Globally, 87 per cent of organisations experienced DNS attacks, with the average cost of each attack around $950,000.
EfficientIP in collaboration with IDC announced the results of its 2021 Global DNS Threat report. As per the report, organisations across all industries suffered an average of 7.6 attacks this past year
The report focuses on the different types of DNS attacks that organisations face and the cost associated with it for the previous year during the COVID19 pandemic. With enterprise boundaries blurring, organisations have added a focus on securing remote workers as well as their on-premises and cloud infrastructure.
“This year’s 2021 DNS Security Survey confirms that nearly all companies have had their apps and services disrupted by DNS attacks. To meet zero-trust objectives via network segmentation and application access control, the key role of DNS for visibility over client behaviour and granular filtering is becoming recognised as vital for preventing the spread of attacks as early as possible in the traffic flow,” said Jean-Yves Bisiaux CTO, EfficientIP.
The report further pointed out that Asia recorded an increase of 15 per cent in such attacks, incurring a cost of $908,140 over the past year, up from $792,840 the previous year.
In Asia, India recorded the highest number of DNS attacks of more than 10. Countries that saw a significant increase in damages included Malaysia which increased by 78 per cent, the sharpest increase, as well as India, Spain, and France, saw an increase of 32, 36 and 25 per cent.
Although DNS security is established as a critical component of the overall security strategy, and almost all (99 per cent) organisations have a solution in place, Shutting down DNS servers or service Disabling applications 99 per cent of companies say they have some form of security for DNS in place, but many do not benefit from the advantages of purpose-built DNS security (business continuity, data protection, user protection).
42 per cent are using auto-remediation versus only 25 per cent last year. 42 per cent are not yet using a dedicated DNS security solution to help them fill the potential vulnerability gaps left by traditional network security products, the report added.
“Work, commerce, entertainment, social interactions of modern society have shifted to virtual platforms as people sought to maintain connection despite a pressing need to remain physically distant. This resulted in an increased demand for e-learning, telemedicine, robotics, composite artificial intelligence (AI), augmented reality (AR) and virtual reality (VR) scenarios, intelligent chatbots, digital payments, virtual retail experiences, the list goes on.

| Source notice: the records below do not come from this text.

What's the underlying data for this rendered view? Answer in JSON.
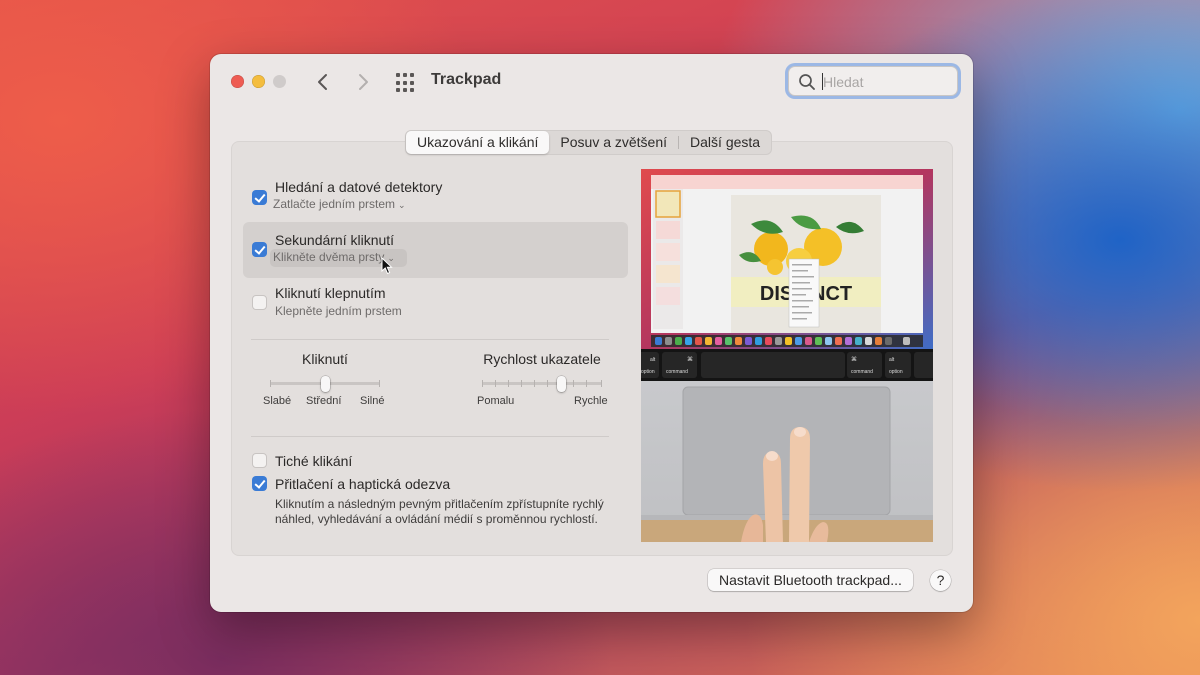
{
  "window": {
    "title": "Trackpad",
    "search": {
      "placeholder": "Hledat",
      "value": ""
    }
  },
  "tabs": [
    {
      "label": "Ukazování a klikání",
      "active": true
    },
    {
      "label": "Posuv a zvětšení",
      "active": false
    },
    {
      "label": "Další gesta",
      "active": false
    }
  ],
  "options": {
    "lookup": {
      "label": "Hledání a datové detektory",
      "sub": "Zatlačte jedním prstem",
      "checked": true
    },
    "secondary_click": {
      "label": "Sekundární kliknutí",
      "sub": "Klikněte dvěma prsty",
      "checked": true
    },
    "tap_to_click": {
      "label": "Kliknutí klepnutím",
      "sub": "Klepněte jedním prstem",
      "checked": false
    },
    "silent_click": {
      "label": "Tiché klikání",
      "checked": false
    },
    "force_click": {
      "label": "Přitlačení a haptická odezva",
      "checked": true,
      "description": "Kliknutím a následným pevným přitlačením zpřístupníte rychlý náhled, vyhledávání a ovládání médií s proměnnou rychlostí."
    }
  },
  "sliders": {
    "click": {
      "title": "Kliknutí",
      "min_label": "Slabé",
      "mid_label": "Střední",
      "max_label": "Silné",
      "level": 0.5
    },
    "tracking_speed": {
      "title": "Rychlost ukazatele",
      "min_label": "Pomalu",
      "max_label": "Rychle",
      "level": 0.67
    }
  },
  "preview": {
    "slide_title": "DISTINCT",
    "keys": {
      "left_option": "option",
      "left_command": "command",
      "right_command": "command",
      "right_option": "option",
      "alt_left": "alt",
      "alt_right": "alt",
      "cmd_symbol": "⌘"
    }
  },
  "buttons": {
    "bluetooth": "Nastavit Bluetooth trackpad...",
    "help": "?"
  },
  "colors": {
    "accent": "#3a7bd5",
    "window_bg": "#ebe7e6",
    "close": "#ee5c53",
    "minimize": "#f4bd3e"
  }
}
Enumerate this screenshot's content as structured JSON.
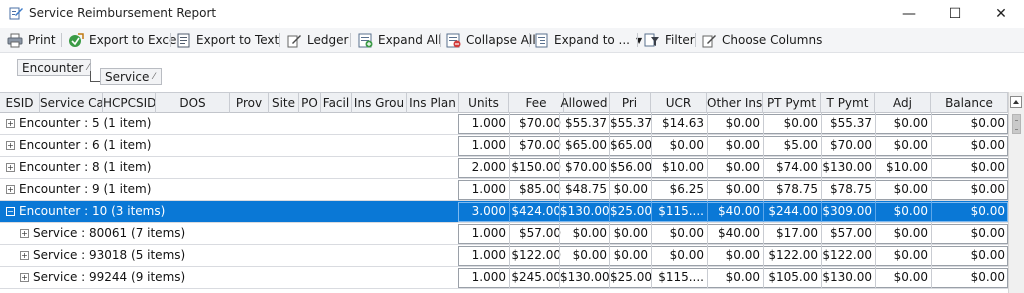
{
  "window": {
    "title": "Service Reimbursement Report",
    "controls": {
      "minimize": "—",
      "maximize": "☐",
      "close": "✕"
    }
  },
  "toolbar": {
    "print": "Print",
    "export_excel": "Export to Excel",
    "export_text": "Export to Text",
    "ledger": "Ledger",
    "expand_all": "Expand All",
    "collapse_all": "Collapse All",
    "expand_to": "Expand to ...",
    "filter": "Filter",
    "choose_columns": "Choose Columns"
  },
  "group_panel": {
    "chips": [
      {
        "label": "Encounter",
        "pin": "⁄"
      },
      {
        "label": "Service",
        "pin": "⁄"
      }
    ]
  },
  "columns": [
    "ESID",
    "Service Cat",
    "HCPCSID",
    "DOS",
    "Prov",
    "Site",
    "PO",
    "Facil",
    "Ins Grou",
    "Ins Plan",
    "Units",
    "Fee",
    "Allowed",
    "Pri",
    "UCR",
    "Other Ins",
    "PT Pymt",
    "T Pymt",
    "Adj",
    "Balance"
  ],
  "rows": [
    {
      "label": "Encounter : 5 (1 item)",
      "level": 0,
      "selected": false,
      "expander": "+",
      "values": [
        "1.000",
        "$70.00",
        "$55.37",
        "$55.37",
        "$14.63",
        "$0.00",
        "$0.00",
        "$55.37",
        "$0.00",
        "$0.00"
      ]
    },
    {
      "label": "Encounter : 6 (1 item)",
      "level": 0,
      "selected": false,
      "expander": "+",
      "values": [
        "1.000",
        "$70.00",
        "$65.00",
        "$65.00",
        "$0.00",
        "$0.00",
        "$5.00",
        "$70.00",
        "$0.00",
        "$0.00"
      ]
    },
    {
      "label": "Encounter : 8 (1 item)",
      "level": 0,
      "selected": false,
      "expander": "+",
      "values": [
        "2.000",
        "$150.00",
        "$70.00",
        "$56.00",
        "$10.00",
        "$0.00",
        "$74.00",
        "$130.00",
        "$10.00",
        "$0.00"
      ]
    },
    {
      "label": "Encounter : 9 (1 item)",
      "level": 0,
      "selected": false,
      "expander": "+",
      "values": [
        "1.000",
        "$85.00",
        "$48.75",
        "$0.00",
        "$6.25",
        "$0.00",
        "$78.75",
        "$78.75",
        "$0.00",
        "$0.00"
      ]
    },
    {
      "label": "Encounter : 10 (3 items)",
      "level": 0,
      "selected": true,
      "expander": "−",
      "values": [
        "3.000",
        "$424.00",
        "$130.00",
        "$25.00",
        "$115....",
        "$40.00",
        "$244.00",
        "$309.00",
        "$0.00",
        "$0.00"
      ]
    },
    {
      "label": "Service : 80061 (7 items)",
      "level": 1,
      "selected": false,
      "expander": "+",
      "values": [
        "1.000",
        "$57.00",
        "$0.00",
        "$0.00",
        "$0.00",
        "$40.00",
        "$17.00",
        "$57.00",
        "$0.00",
        "$0.00"
      ]
    },
    {
      "label": "Service : 93018 (5 items)",
      "level": 1,
      "selected": false,
      "expander": "+",
      "values": [
        "1.000",
        "$122.00",
        "$0.00",
        "$0.00",
        "$0.00",
        "$0.00",
        "$122.00",
        "$122.00",
        "$0.00",
        "$0.00"
      ]
    },
    {
      "label": "Service : 99244 (9 items)",
      "level": 1,
      "selected": false,
      "expander": "+",
      "values": [
        "1.000",
        "$245.00",
        "$130.00",
        "$25.00",
        "$115....",
        "$0.00",
        "$105.00",
        "$130.00",
        "$0.00",
        "$0.00"
      ]
    }
  ],
  "colors": {
    "selection": "#0a78d6",
    "header_bg": "#eef0f3",
    "toolbar_bg": "#f4f5f7"
  }
}
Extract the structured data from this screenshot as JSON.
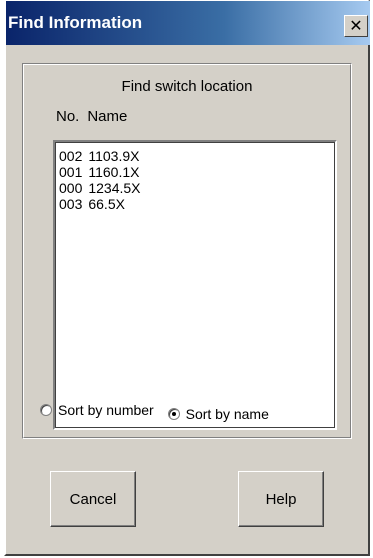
{
  "window": {
    "title": "Find Information",
    "close_glyph": "✕"
  },
  "group": {
    "title": "Find switch location",
    "headers": [
      "No.",
      "Name"
    ]
  },
  "list": {
    "items": [
      {
        "number": "002",
        "name": "1103.9X"
      },
      {
        "number": "001",
        "name": "1160.1X"
      },
      {
        "number": "000",
        "name": "1234.5X"
      },
      {
        "number": "003",
        "name": "66.5X"
      }
    ]
  },
  "sort": {
    "options": [
      {
        "label": "Sort by number",
        "selected": false
      },
      {
        "label": "Sort by name",
        "selected": true
      }
    ]
  },
  "buttons": {
    "cancel": "Cancel",
    "help": "Help"
  },
  "icons": {
    "close": "close-icon",
    "radio": "radio-button-icon"
  }
}
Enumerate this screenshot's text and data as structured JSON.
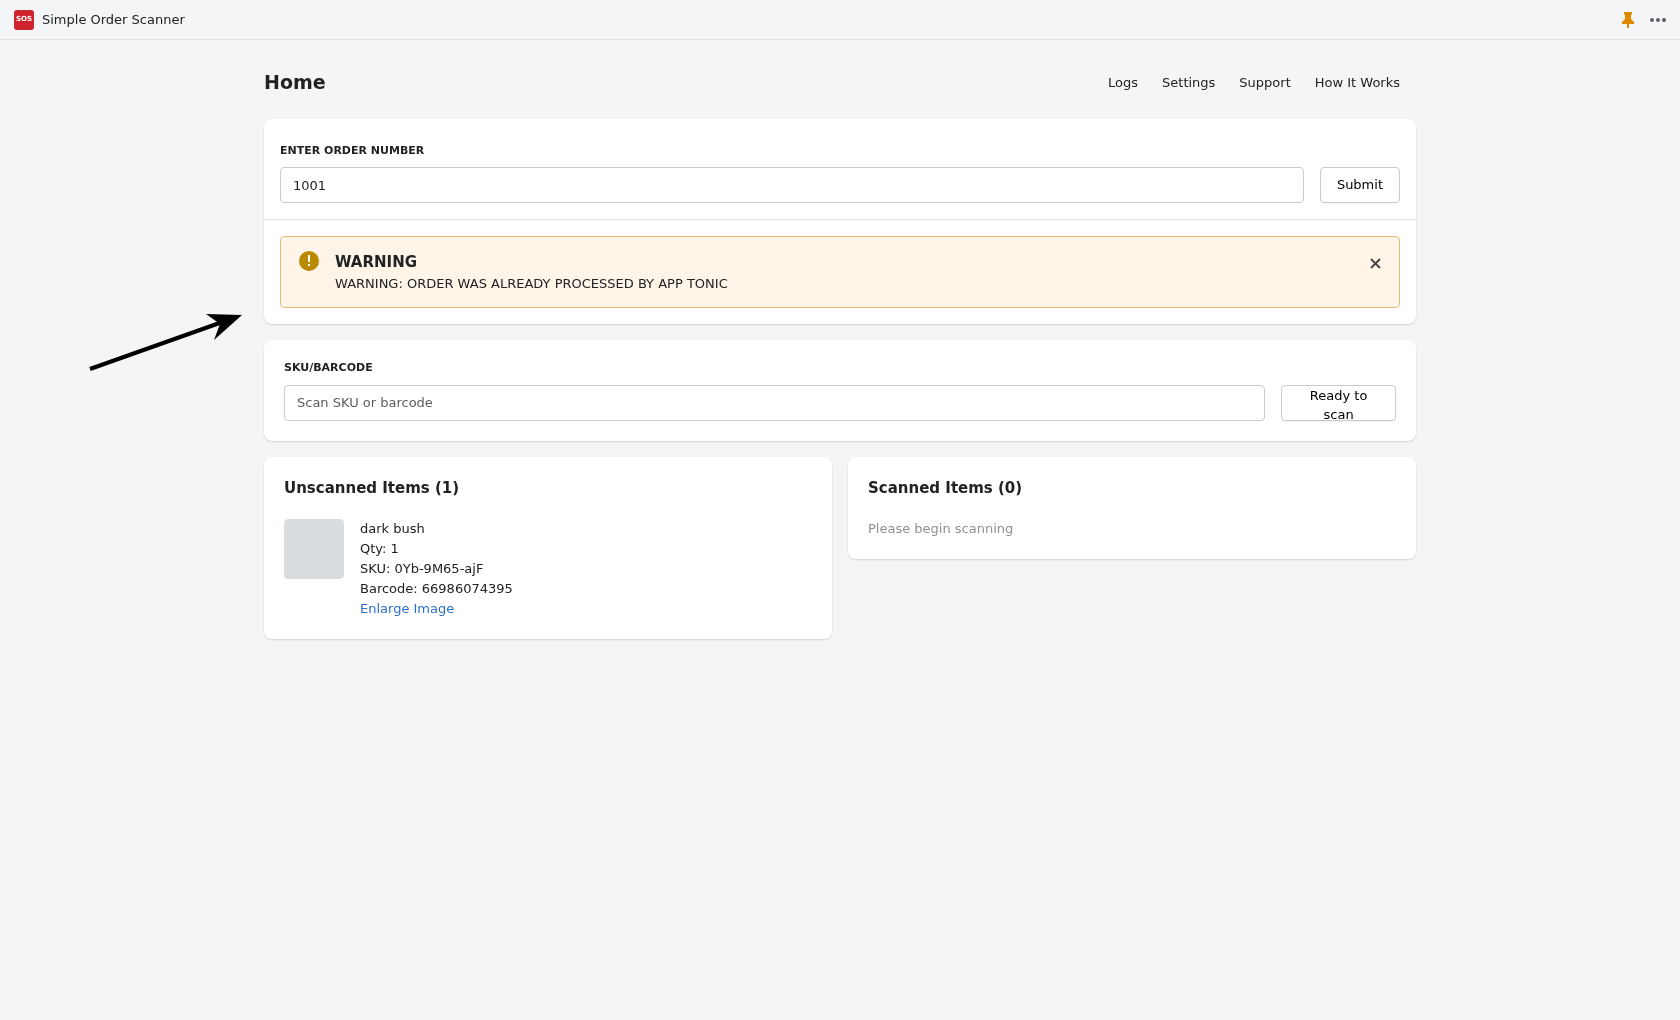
{
  "app_bar": {
    "logo_text": "SOS",
    "title": "Simple Order Scanner"
  },
  "page": {
    "title": "Home",
    "nav_links": [
      "Logs",
      "Settings",
      "Support",
      "How It Works"
    ]
  },
  "order_form": {
    "label": "ENTER ORDER NUMBER",
    "value": "1001",
    "button": "Submit"
  },
  "banner": {
    "kind": "warning",
    "title": "WARNING",
    "message": "WARNING: ORDER WAS ALREADY PROCESSED BY APP TONIC"
  },
  "scan_form": {
    "label": "SKU/BARCODE",
    "placeholder": "Scan SKU or barcode",
    "button": "Ready to scan"
  },
  "unscanned": {
    "title": "Unscanned Items (1)",
    "items": [
      {
        "name": "dark bush",
        "qty": "Qty: 1",
        "sku": "SKU: 0Yb-9M65-ajF",
        "barcode": "Barcode: 66986074395",
        "link": "Enlarge Image"
      }
    ]
  },
  "scanned": {
    "title": "Scanned Items (0)",
    "empty_text": "Please begin scanning"
  }
}
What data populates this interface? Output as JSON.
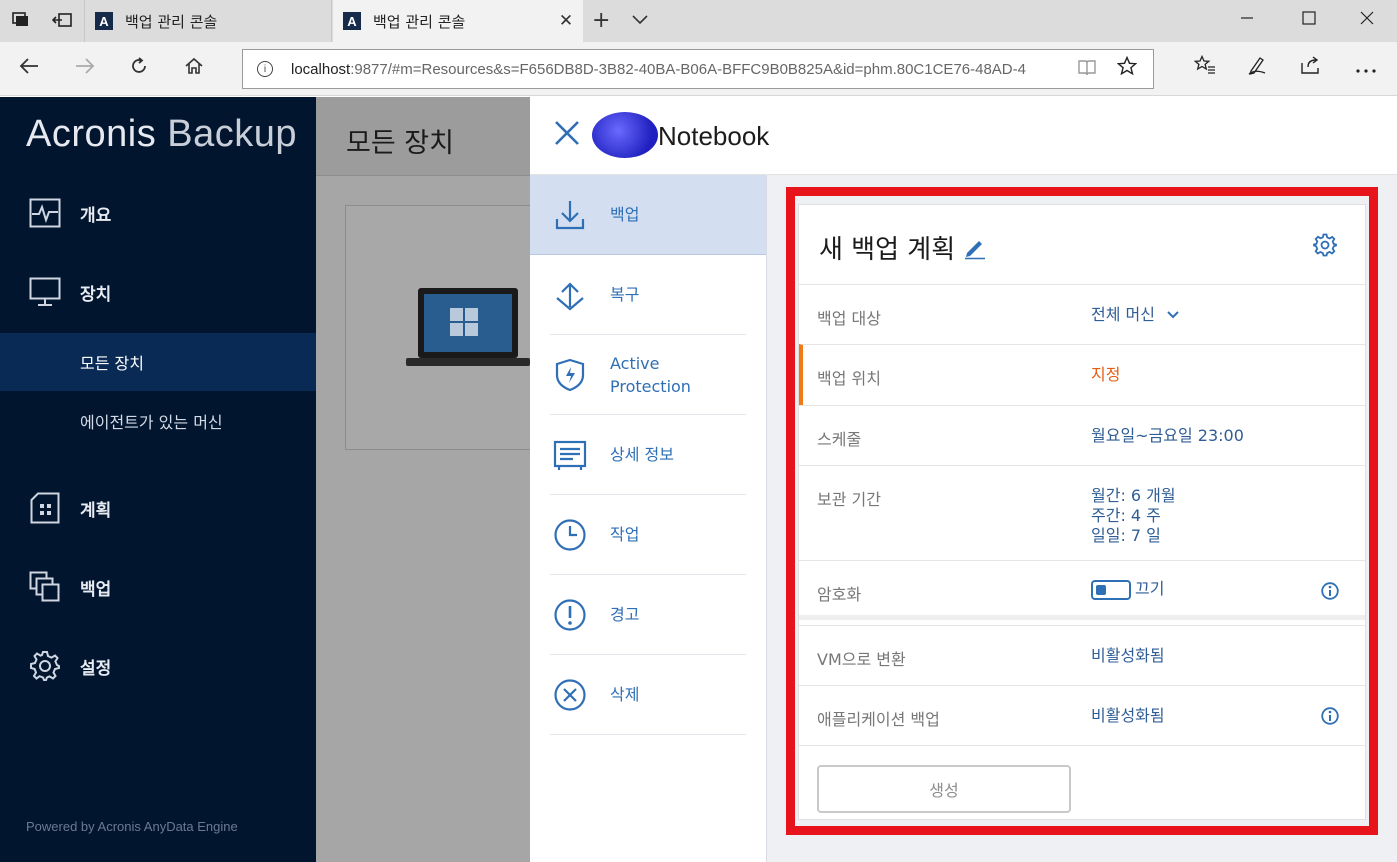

The governments and businesses globally adopted hybrid and multi-cloud based digital platforms and solutions taking into consideration flexible computing power, high availability, disaster recovery, lower cost for backup and disaster recovery, resilient core for business process and business continuity, legacy skill risk, remote workforce management, safe return to the workplace, and business agility with a focus for resilient business functions,” said Sujit Christy, CISO, John Keells Holdings PLC.
He further added that this digital transformation diminished the traditional network perimeter. The dangers are hidden in applications, websites, and even word and pdf documents. Phishing emails are hard to spot as fakes by the users. Several newly created domains are used for malware, phishing and ransomware attacks.
Connections to such malicious sites have to be detected and blocked proactively. The challenge is to ensure that the users do not unintentionally click on malicious links and attachments which are just one click away from a major security breach.
The IP-based security controls deployed to protect the trusted network segments are becoming ineffective as the malicious actors target the unsafe DNS connections to penetrate the networks.
Organisations that do not include DNS security as part of their extended enterprise security strategy are more vulnerable to privacy issues. DNS security can not only protect their remote users but also data and application traffic to ensure safe and secure online activities, the report pointed out.
“To improve their overall security posture, organisations should better leverage the extensive insights provided by DNS to feed actionable threat intelligence data to the whole security ecosystem,” said Romain Fouchereau Research Manager, IDC.
Zero Trust Architecture framework
Sujit Christy further pointed out that organisations are adopting a Zero Trust Architecture (ZTA) framework to ensure that the trust is assessed at the time of network connectivity, with an identity and context-based logical access boundary by removing any notion of implicit trust based on a location or IP address.
Security design of network architecture should include DNS Security. Further, the organisations should monitor and analyse the DNS traffic to identify user behaviours and profile devices to enhance threat intelligence and filter domains allowed to be accessed. Hence, DNS monitoring and traffic analysis is the most effective way to protect data confidentiality on the network layer and help detect data exfiltration. This is also an efficient way for closing back doors to data theft and combating ransomware.
The organisation should pay attention to integrate data from multiple sources including the DNS Traffic and apply insights across complex hybrid and multi-cloud environments. DNS security data should feed the SIEM and the SOC should have actionable data and events to help forensic examination, simplify and accelerate detection and remediation. This should help reduce the alert and breach fatigue.
No data traffic should be trusted and the DNS traffic should be the first line of defense. DNS traffic should be verified at all times to ensure an effective Zero Trust Architecture.